§ **REQUIRED WORK**: Could you please return each line of the data that has the word "September"?

§ **DATA TO PROCESS**:
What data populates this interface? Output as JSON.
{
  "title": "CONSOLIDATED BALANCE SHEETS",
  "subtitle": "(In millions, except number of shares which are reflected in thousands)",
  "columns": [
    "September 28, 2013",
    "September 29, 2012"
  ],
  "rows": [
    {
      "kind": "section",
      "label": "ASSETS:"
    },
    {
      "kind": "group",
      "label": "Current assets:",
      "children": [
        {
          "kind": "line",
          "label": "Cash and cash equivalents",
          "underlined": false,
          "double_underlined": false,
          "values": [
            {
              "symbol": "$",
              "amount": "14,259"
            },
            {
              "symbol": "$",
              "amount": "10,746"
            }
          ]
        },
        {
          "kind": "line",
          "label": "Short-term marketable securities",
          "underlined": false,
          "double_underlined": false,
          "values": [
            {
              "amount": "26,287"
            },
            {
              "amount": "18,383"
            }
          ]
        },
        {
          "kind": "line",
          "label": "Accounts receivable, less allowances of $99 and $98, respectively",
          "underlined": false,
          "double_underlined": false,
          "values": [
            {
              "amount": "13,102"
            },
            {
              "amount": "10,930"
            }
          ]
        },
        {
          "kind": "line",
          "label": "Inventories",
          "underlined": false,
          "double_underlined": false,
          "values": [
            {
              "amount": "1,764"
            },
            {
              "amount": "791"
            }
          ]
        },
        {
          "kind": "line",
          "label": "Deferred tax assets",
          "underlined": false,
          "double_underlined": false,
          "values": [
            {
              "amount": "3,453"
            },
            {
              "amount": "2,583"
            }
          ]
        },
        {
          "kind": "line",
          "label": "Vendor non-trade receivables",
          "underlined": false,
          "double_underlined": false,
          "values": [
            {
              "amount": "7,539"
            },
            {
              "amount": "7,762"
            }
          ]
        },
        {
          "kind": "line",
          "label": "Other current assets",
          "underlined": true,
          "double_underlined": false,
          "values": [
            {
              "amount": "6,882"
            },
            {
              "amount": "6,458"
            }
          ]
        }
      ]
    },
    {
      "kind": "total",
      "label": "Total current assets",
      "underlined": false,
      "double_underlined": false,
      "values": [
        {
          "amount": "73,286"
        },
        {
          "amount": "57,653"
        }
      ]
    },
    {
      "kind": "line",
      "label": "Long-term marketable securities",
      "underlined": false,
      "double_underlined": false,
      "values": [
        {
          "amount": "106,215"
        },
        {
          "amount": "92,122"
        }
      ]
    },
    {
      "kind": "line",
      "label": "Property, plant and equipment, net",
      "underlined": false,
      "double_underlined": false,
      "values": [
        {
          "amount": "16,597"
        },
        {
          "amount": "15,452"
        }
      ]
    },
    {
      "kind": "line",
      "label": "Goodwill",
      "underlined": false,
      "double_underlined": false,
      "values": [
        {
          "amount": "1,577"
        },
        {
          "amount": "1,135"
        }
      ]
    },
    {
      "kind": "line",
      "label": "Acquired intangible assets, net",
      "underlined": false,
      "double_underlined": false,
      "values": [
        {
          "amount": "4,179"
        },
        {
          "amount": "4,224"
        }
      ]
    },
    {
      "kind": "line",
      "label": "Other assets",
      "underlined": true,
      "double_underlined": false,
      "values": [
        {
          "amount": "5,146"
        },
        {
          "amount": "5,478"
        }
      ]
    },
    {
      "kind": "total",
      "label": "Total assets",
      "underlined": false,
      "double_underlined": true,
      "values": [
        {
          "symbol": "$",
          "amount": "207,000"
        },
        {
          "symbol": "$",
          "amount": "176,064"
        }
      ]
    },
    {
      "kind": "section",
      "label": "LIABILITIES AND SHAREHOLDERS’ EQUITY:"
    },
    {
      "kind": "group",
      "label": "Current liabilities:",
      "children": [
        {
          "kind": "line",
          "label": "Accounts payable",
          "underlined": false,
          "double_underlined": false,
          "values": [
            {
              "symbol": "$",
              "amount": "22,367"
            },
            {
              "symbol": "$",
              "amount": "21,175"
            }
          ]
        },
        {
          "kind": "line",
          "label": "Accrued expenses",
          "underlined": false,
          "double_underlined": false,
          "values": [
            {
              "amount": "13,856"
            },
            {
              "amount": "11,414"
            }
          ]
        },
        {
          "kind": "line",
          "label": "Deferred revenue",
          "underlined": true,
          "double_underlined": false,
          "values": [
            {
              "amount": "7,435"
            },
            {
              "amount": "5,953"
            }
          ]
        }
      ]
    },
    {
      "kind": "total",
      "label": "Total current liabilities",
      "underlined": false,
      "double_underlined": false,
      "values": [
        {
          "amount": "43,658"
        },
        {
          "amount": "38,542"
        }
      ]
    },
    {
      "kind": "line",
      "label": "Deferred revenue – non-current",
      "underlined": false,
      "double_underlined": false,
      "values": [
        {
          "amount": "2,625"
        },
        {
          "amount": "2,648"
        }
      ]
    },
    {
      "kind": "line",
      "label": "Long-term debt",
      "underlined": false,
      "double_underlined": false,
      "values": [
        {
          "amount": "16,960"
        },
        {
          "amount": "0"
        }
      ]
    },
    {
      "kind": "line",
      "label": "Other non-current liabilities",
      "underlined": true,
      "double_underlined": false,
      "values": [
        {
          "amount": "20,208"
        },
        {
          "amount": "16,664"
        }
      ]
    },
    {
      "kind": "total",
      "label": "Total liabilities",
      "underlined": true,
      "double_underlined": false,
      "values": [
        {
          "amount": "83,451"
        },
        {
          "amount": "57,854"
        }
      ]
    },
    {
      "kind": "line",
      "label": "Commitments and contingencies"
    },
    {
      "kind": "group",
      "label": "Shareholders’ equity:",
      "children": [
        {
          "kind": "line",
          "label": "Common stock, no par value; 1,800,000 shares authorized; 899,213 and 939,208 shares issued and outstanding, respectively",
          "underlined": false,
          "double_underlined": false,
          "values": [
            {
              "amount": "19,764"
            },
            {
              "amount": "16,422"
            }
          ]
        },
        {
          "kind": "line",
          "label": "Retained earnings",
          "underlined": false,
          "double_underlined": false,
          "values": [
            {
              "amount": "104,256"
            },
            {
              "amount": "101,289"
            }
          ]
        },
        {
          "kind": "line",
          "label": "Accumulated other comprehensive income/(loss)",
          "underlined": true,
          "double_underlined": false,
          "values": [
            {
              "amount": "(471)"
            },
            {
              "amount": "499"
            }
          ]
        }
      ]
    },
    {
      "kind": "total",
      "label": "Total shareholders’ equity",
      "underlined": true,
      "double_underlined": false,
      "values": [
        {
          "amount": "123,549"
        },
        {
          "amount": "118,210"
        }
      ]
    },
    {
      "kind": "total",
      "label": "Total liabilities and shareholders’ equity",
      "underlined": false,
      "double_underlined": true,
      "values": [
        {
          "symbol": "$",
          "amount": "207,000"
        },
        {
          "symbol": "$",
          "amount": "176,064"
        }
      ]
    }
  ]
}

§ **FINAL ANSWER**:
    "September 28, 2013",
    "September 29, 2012"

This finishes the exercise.